» WHAT YOU HAVE TO DO: Restate every line of the material below word for word, skipping the images.
DATASET CONTENT: Begin
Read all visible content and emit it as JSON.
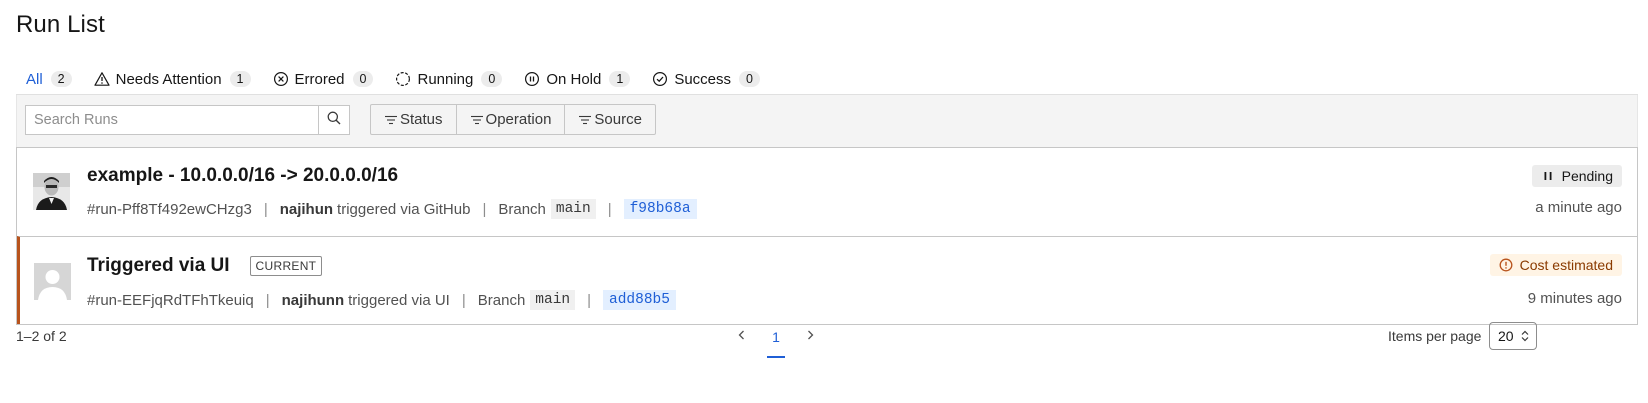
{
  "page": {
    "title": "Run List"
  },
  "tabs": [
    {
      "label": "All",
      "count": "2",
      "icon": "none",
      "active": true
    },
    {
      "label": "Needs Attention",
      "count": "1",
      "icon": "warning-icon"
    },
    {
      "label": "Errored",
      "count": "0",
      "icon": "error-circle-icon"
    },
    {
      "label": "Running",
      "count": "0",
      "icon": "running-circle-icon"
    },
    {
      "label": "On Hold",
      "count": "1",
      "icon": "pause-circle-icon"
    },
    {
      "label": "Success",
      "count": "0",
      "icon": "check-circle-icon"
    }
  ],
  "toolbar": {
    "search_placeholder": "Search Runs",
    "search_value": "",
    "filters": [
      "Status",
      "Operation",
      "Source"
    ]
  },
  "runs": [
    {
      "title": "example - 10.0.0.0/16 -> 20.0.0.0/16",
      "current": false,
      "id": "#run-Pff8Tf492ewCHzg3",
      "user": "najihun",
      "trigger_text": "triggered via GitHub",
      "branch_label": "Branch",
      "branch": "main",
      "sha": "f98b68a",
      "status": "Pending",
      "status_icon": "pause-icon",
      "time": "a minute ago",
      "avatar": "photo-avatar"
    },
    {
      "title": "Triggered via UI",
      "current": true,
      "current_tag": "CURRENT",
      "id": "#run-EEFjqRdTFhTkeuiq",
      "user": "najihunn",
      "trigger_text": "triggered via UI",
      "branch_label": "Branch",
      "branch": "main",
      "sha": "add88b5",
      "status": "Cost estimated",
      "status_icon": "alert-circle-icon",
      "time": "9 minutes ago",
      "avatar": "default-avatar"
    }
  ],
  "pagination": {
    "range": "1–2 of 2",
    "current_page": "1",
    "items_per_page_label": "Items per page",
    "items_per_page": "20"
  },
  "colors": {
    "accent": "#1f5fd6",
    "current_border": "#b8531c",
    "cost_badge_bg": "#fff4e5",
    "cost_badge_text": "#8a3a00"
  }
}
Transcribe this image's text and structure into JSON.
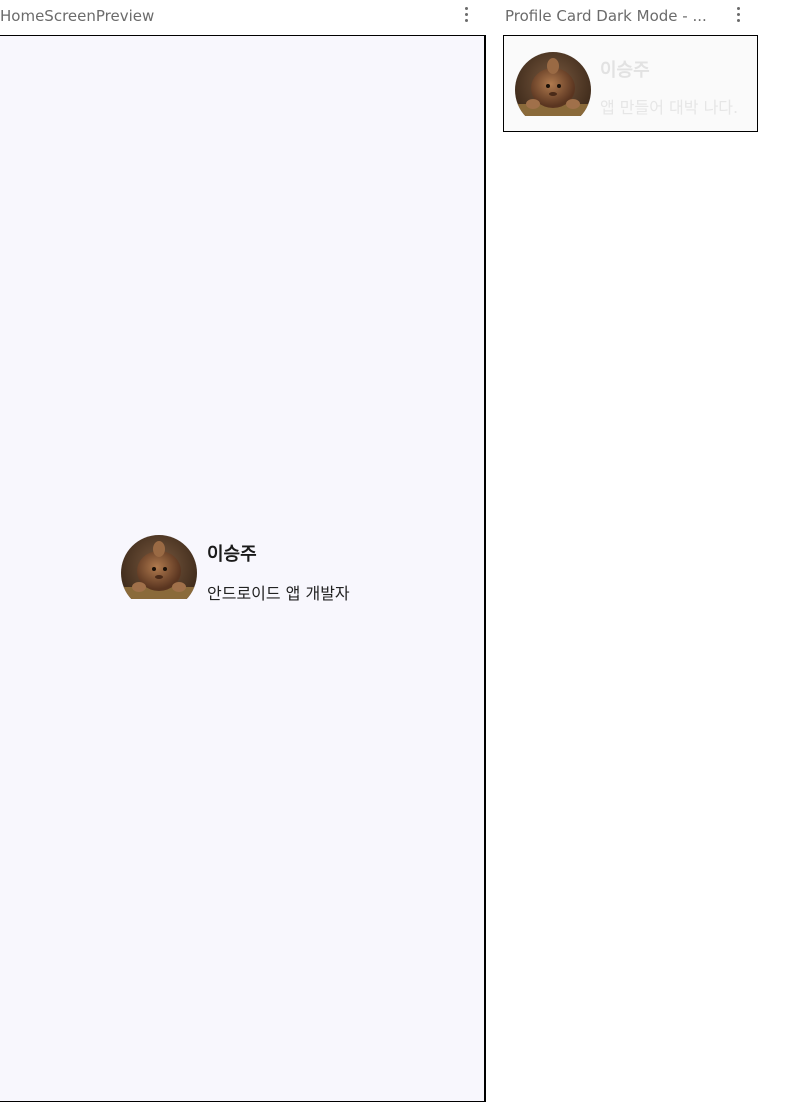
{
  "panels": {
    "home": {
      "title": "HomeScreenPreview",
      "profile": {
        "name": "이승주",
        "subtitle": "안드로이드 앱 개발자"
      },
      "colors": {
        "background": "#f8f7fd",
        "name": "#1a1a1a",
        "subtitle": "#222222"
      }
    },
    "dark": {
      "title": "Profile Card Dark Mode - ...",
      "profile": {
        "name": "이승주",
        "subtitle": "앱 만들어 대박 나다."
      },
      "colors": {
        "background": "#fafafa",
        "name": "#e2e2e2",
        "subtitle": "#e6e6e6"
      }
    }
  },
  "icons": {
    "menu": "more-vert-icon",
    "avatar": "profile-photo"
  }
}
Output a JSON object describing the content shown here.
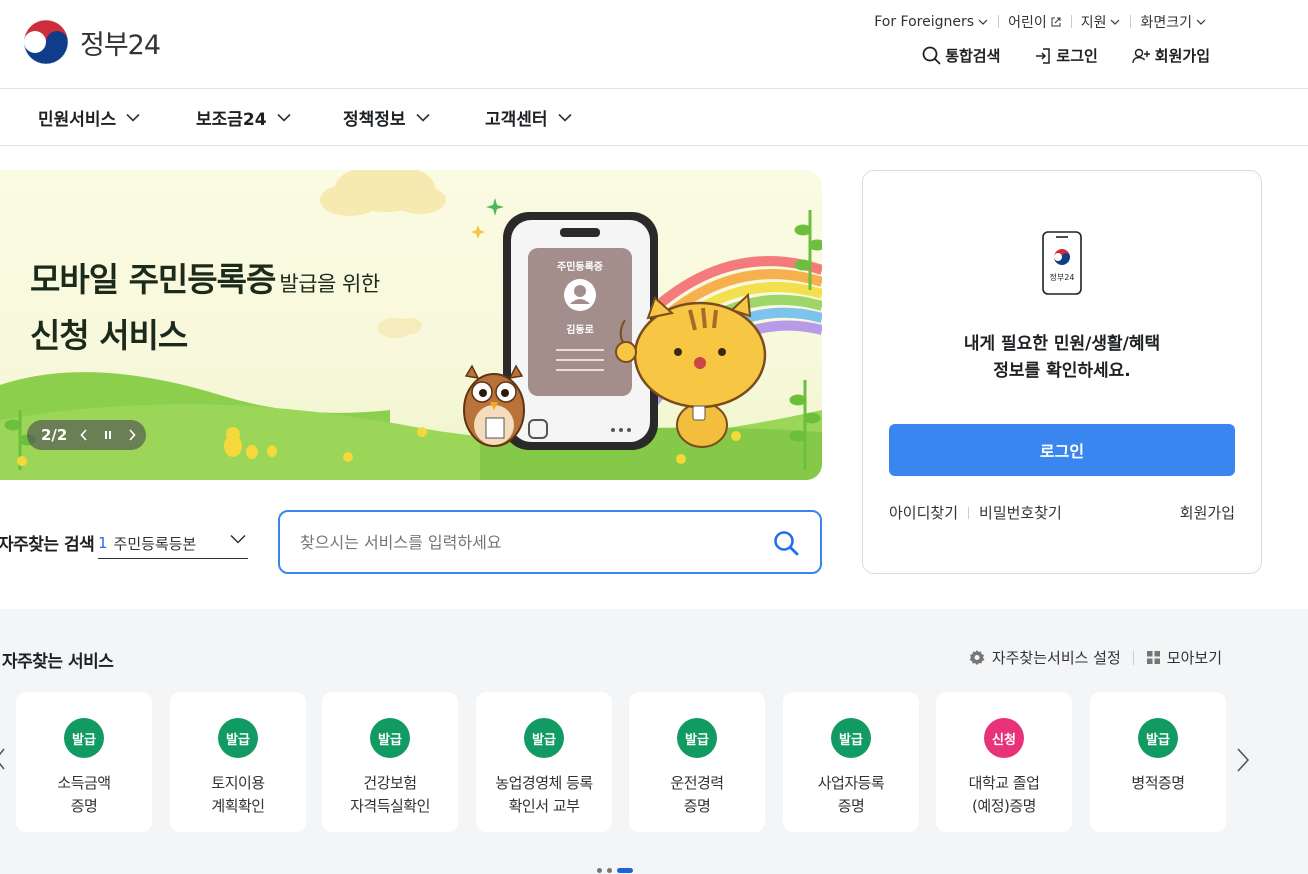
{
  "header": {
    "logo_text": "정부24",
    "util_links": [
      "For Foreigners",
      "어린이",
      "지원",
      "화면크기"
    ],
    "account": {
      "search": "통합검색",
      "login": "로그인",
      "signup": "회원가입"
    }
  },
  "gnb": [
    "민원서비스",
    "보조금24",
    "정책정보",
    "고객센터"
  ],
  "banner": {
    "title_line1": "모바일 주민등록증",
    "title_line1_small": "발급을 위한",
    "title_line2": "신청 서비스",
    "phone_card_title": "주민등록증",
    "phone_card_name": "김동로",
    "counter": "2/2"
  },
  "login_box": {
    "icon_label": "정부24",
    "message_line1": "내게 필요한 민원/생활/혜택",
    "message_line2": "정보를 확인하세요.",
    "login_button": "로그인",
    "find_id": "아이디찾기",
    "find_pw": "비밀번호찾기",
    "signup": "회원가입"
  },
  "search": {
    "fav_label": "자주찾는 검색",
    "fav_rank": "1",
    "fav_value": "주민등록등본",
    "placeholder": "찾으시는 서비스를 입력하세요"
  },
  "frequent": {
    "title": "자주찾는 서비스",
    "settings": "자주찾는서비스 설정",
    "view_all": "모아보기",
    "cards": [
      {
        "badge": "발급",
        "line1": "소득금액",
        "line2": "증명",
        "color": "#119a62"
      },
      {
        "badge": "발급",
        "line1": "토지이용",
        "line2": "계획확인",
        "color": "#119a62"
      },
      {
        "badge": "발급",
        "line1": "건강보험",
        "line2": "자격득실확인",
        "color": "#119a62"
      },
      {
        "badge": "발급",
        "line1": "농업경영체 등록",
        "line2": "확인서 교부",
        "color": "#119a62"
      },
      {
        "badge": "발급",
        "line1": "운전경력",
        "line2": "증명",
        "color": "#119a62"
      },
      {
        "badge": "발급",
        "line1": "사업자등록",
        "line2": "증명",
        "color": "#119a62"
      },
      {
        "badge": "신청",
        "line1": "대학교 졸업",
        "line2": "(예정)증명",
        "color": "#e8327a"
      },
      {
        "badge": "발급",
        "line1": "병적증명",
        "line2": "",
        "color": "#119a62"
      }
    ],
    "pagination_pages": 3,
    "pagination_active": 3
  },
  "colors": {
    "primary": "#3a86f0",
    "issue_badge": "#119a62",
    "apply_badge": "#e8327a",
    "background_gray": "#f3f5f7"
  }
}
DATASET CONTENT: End
» RESPONSE AREA:
Read all visible content and emit it as JSON.
{
  "page": {
    "title": "Run List"
  },
  "tabs": [
    {
      "label": "All",
      "count": "2",
      "icon": "none",
      "active": true
    },
    {
      "label": "Needs Attention",
      "count": "1",
      "icon": "warning-icon"
    },
    {
      "label": "Errored",
      "count": "0",
      "icon": "error-circle-icon"
    },
    {
      "label": "Running",
      "count": "0",
      "icon": "running-circle-icon"
    },
    {
      "label": "On Hold",
      "count": "1",
      "icon": "pause-circle-icon"
    },
    {
      "label": "Success",
      "count": "0",
      "icon": "check-circle-icon"
    }
  ],
  "toolbar": {
    "search_placeholder": "Search Runs",
    "search_value": "",
    "filters": [
      "Status",
      "Operation",
      "Source"
    ]
  },
  "runs": [
    {
      "title": "example - 10.0.0.0/16 -> 20.0.0.0/16",
      "current": false,
      "id": "#run-Pff8Tf492ewCHzg3",
      "user": "najihun",
      "trigger_text": "triggered via GitHub",
      "branch_label": "Branch",
      "branch": "main",
      "sha": "f98b68a",
      "status": "Pending",
      "status_icon": "pause-icon",
      "time": "a minute ago",
      "avatar": "photo-avatar"
    },
    {
      "title": "Triggered via UI",
      "current": true,
      "current_tag": "CURRENT",
      "id": "#run-EEFjqRdTFhTkeuiq",
      "user": "najihunn",
      "trigger_text": "triggered via UI",
      "branch_label": "Branch",
      "branch": "main",
      "sha": "add88b5",
      "status": "Cost estimated",
      "status_icon": "alert-circle-icon",
      "time": "9 minutes ago",
      "avatar": "default-avatar"
    }
  ],
  "pagination": {
    "range": "1–2 of 2",
    "current_page": "1",
    "items_per_page_label": "Items per page",
    "items_per_page": "20"
  },
  "colors": {
    "accent": "#1f5fd6",
    "current_border": "#b8531c",
    "cost_badge_bg": "#fff4e5",
    "cost_badge_text": "#8a3a00"
  }
}
Transcribe this image's text and structure into JSON.
{
  "panels": {
    "home": {
      "title": "HomeScreenPreview",
      "profile": {
        "name": "이승주",
        "subtitle": "안드로이드 앱 개발자"
      },
      "colors": {
        "background": "#f8f7fd",
        "name": "#1a1a1a",
        "subtitle": "#222222"
      }
    },
    "dark": {
      "title": "Profile Card Dark Mode - ...",
      "profile": {
        "name": "이승주",
        "subtitle": "앱 만들어 대박 나다."
      },
      "colors": {
        "background": "#fafafa",
        "name": "#e2e2e2",
        "subtitle": "#e6e6e6"
      }
    }
  },
  "icons": {
    "menu": "more-vert-icon",
    "avatar": "profile-photo"
  }
}
Output a JSON object describing the content shown here.
{
  "header": {
    "logo_text": "정부24",
    "util_links": [
      "For Foreigners",
      "어린이",
      "지원",
      "화면크기"
    ],
    "account": {
      "search": "통합검색",
      "login": "로그인",
      "signup": "회원가입"
    }
  },
  "gnb": [
    "민원서비스",
    "보조금24",
    "정책정보",
    "고객센터"
  ],
  "banner": {
    "title_line1": "모바일 주민등록증",
    "title_line1_small": "발급을 위한",
    "title_line2": "신청 서비스",
    "phone_card_title": "주민등록증",
    "phone_card_name": "김동로",
    "counter": "2/2"
  },
  "login_box": {
    "icon_label": "정부24",
    "message_line1": "내게 필요한 민원/생활/혜택",
    "message_line2": "정보를 확인하세요.",
    "login_button": "로그인",
    "find_id": "아이디찾기",
    "find_pw": "비밀번호찾기",
    "signup": "회원가입"
  },
  "search": {
    "fav_label": "자주찾는 검색",
    "fav_rank": "1",
    "fav_value": "주민등록등본",
    "placeholder": "찾으시는 서비스를 입력하세요"
  },
  "frequent": {
    "title": "자주찾는 서비스",
    "settings": "자주찾는서비스 설정",
    "view_all": "모아보기",
    "cards": [
      {
        "badge": "발급",
        "line1": "소득금액",
        "line2": "증명",
        "color": "#119a62"
      },
      {
        "badge": "발급",
        "line1": "토지이용",
        "line2": "계획확인",
        "color": "#119a62"
      },
      {
        "badge": "발급",
        "line1": "건강보험",
        "line2": "자격득실확인",
        "color": "#119a62"
      },
      {
        "badge": "발급",
        "line1": "농업경영체 등록",
        "line2": "확인서 교부",
        "color": "#119a62"
      },
      {
        "badge": "발급",
        "line1": "운전경력",
        "line2": "증명",
        "color": "#119a62"
      },
      {
        "badge": "발급",
        "line1": "사업자등록",
        "line2": "증명",
        "color": "#119a62"
      },
      {
        "badge": "신청",
        "line1": "대학교 졸업",
        "line2": "(예정)증명",
        "color": "#e8327a"
      },
      {
        "badge": "발급",
        "line1": "병적증명",
        "line2": "",
        "color": "#119a62"
      }
    ],
    "pagination_pages": 3,
    "pagination_active": 3
  },
  "colors": {
    "primary": "#3a86f0",
    "issue_badge": "#119a62",
    "apply_badge": "#e8327a",
    "background_gray": "#f3f5f7"
  }
}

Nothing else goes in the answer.